YOUR GOAL: For each entry, repeat the text exactly and omit any picture it holds.
*** RECORDS SHOWN Section Begins ***
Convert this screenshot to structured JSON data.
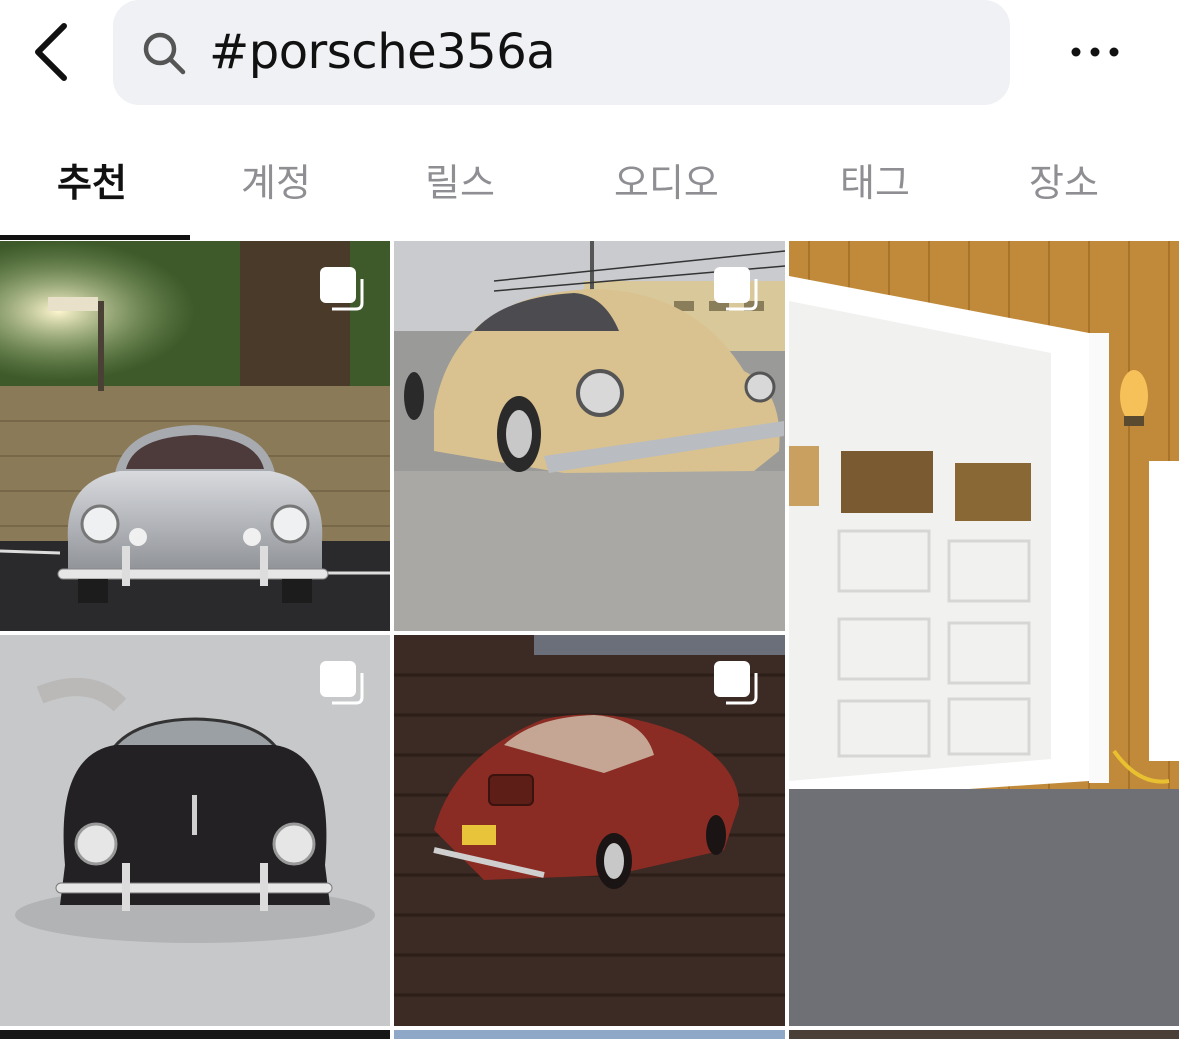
{
  "search": {
    "query": "#porsche356a"
  },
  "tabs": [
    {
      "label": "추천"
    },
    {
      "label": "계정"
    },
    {
      "label": "릴스"
    },
    {
      "label": "오디오"
    },
    {
      "label": "태그"
    },
    {
      "label": "장소"
    }
  ],
  "active_tab_index": 0,
  "icons": {
    "back": "chevron-left-icon",
    "search": "search-icon",
    "more": "more-horizontal-icon",
    "multi": "carousel-multi-icon"
  },
  "colors": {
    "search_bg": "#eff1f4",
    "active_tab": "#111111",
    "inactive_tab": "#8e8e93"
  }
}
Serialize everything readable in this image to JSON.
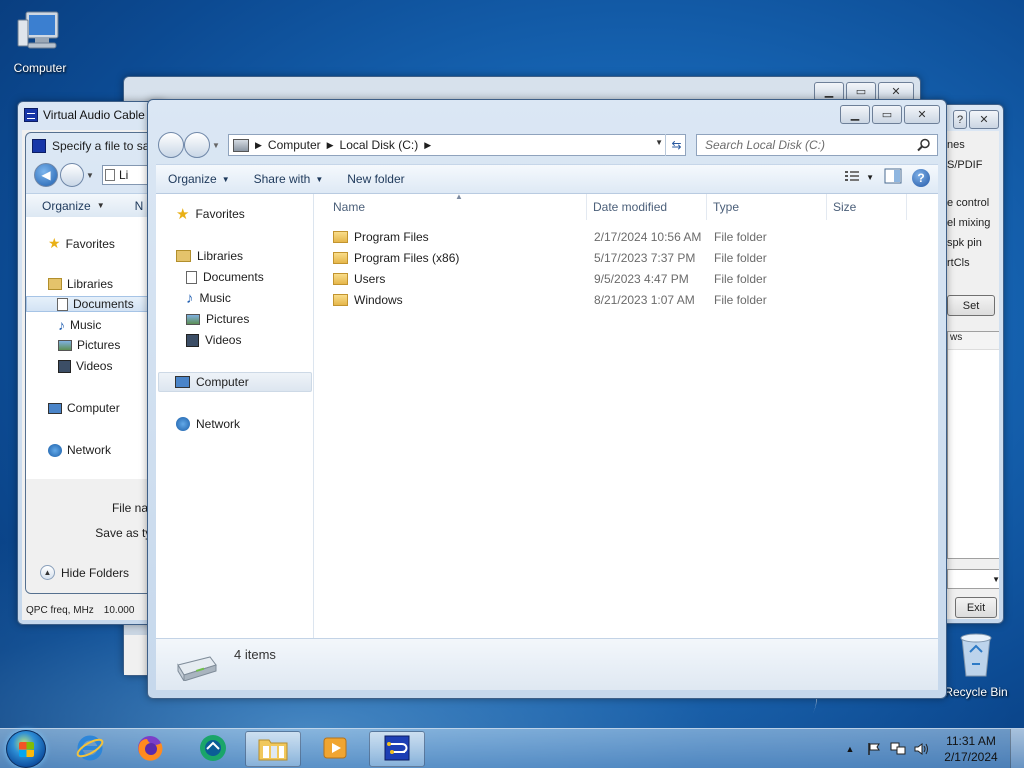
{
  "desktop": {
    "icons": [
      {
        "label": "Computer"
      },
      {
        "label": "Recycle Bin"
      }
    ]
  },
  "vac_window": {
    "title": "Virtual Audio Cable",
    "footer_label": "QPC freq, MHz",
    "footer_value": "10.000"
  },
  "save_dialog": {
    "title": "Specify a file to save",
    "address_value": "Li",
    "toolbar": {
      "organize": "Organize",
      "new": "N"
    },
    "nav": {
      "favorites": "Favorites",
      "libraries": "Libraries",
      "documents": "Documents",
      "music": "Music",
      "pictures": "Pictures",
      "videos": "Videos",
      "computer": "Computer",
      "network": "Network"
    },
    "file_name_label": "File name:",
    "save_as_type_label": "Save as type:",
    "hide_folders": "Hide Folders"
  },
  "vac_right": {
    "texts": [
      "nes",
      "S/PDIF",
      "e control",
      "el mixing",
      "spk pin",
      "rtCls"
    ],
    "set_button": "Set",
    "list_header": "ws",
    "exit_button": "Exit"
  },
  "explorer": {
    "breadcrumb": [
      "Computer",
      "Local Disk (C:)"
    ],
    "search_placeholder": "Search Local Disk (C:)",
    "toolbar": {
      "organize": "Organize",
      "share_with": "Share with",
      "new_folder": "New folder"
    },
    "nav": {
      "favorites": "Favorites",
      "libraries": "Libraries",
      "documents": "Documents",
      "music": "Music",
      "pictures": "Pictures",
      "videos": "Videos",
      "computer": "Computer",
      "network": "Network"
    },
    "columns": {
      "name": "Name",
      "date_modified": "Date modified",
      "type": "Type",
      "size": "Size"
    },
    "rows": [
      {
        "name": "Program Files",
        "date": "2/17/2024 10:56 AM",
        "type": "File folder"
      },
      {
        "name": "Program Files (x86)",
        "date": "5/17/2023 7:37 PM",
        "type": "File folder"
      },
      {
        "name": "Users",
        "date": "9/5/2023 4:47 PM",
        "type": "File folder"
      },
      {
        "name": "Windows",
        "date": "8/21/2023 1:07 AM",
        "type": "File folder"
      }
    ],
    "status": "4 items"
  },
  "taskbar": {
    "clock_time": "11:31 AM",
    "clock_date": "2/17/2024"
  }
}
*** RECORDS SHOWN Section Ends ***
EXPECTED OUTPUT:
Convert this screenshot to structured JSON data.
{
  "search": {
    "query": "#porsche356a"
  },
  "tabs": [
    {
      "label": "추천"
    },
    {
      "label": "계정"
    },
    {
      "label": "릴스"
    },
    {
      "label": "오디오"
    },
    {
      "label": "태그"
    },
    {
      "label": "장소"
    }
  ],
  "active_tab_index": 0,
  "icons": {
    "back": "chevron-left-icon",
    "search": "search-icon",
    "more": "more-horizontal-icon",
    "multi": "carousel-multi-icon"
  },
  "colors": {
    "search_bg": "#eff1f4",
    "active_tab": "#111111",
    "inactive_tab": "#8e8e93"
  }
}
Serialize everything readable in this image to JSON.
{
  "desktop": {
    "icons": [
      {
        "label": "Computer"
      },
      {
        "label": "Recycle Bin"
      }
    ]
  },
  "vac_window": {
    "title": "Virtual Audio Cable",
    "footer_label": "QPC freq, MHz",
    "footer_value": "10.000"
  },
  "save_dialog": {
    "title": "Specify a file to save",
    "address_value": "Li",
    "toolbar": {
      "organize": "Organize",
      "new": "N"
    },
    "nav": {
      "favorites": "Favorites",
      "libraries": "Libraries",
      "documents": "Documents",
      "music": "Music",
      "pictures": "Pictures",
      "videos": "Videos",
      "computer": "Computer",
      "network": "Network"
    },
    "file_name_label": "File name:",
    "save_as_type_label": "Save as type:",
    "hide_folders": "Hide Folders"
  },
  "vac_right": {
    "texts": [
      "nes",
      "S/PDIF",
      "e control",
      "el mixing",
      "spk pin",
      "rtCls"
    ],
    "set_button": "Set",
    "list_header": "ws",
    "exit_button": "Exit"
  },
  "explorer": {
    "breadcrumb": [
      "Computer",
      "Local Disk (C:)"
    ],
    "search_placeholder": "Search Local Disk (C:)",
    "toolbar": {
      "organize": "Organize",
      "share_with": "Share with",
      "new_folder": "New folder"
    },
    "nav": {
      "favorites": "Favorites",
      "libraries": "Libraries",
      "documents": "Documents",
      "music": "Music",
      "pictures": "Pictures",
      "videos": "Videos",
      "computer": "Computer",
      "network": "Network"
    },
    "columns": {
      "name": "Name",
      "date_modified": "Date modified",
      "type": "Type",
      "size": "Size"
    },
    "rows": [
      {
        "name": "Program Files",
        "date": "2/17/2024 10:56 AM",
        "type": "File folder"
      },
      {
        "name": "Program Files (x86)",
        "date": "5/17/2023 7:37 PM",
        "type": "File folder"
      },
      {
        "name": "Users",
        "date": "9/5/2023 4:47 PM",
        "type": "File folder"
      },
      {
        "name": "Windows",
        "date": "8/21/2023 1:07 AM",
        "type": "File folder"
      }
    ],
    "status": "4 items"
  },
  "taskbar": {
    "clock_time": "11:31 AM",
    "clock_date": "2/17/2024"
  }
}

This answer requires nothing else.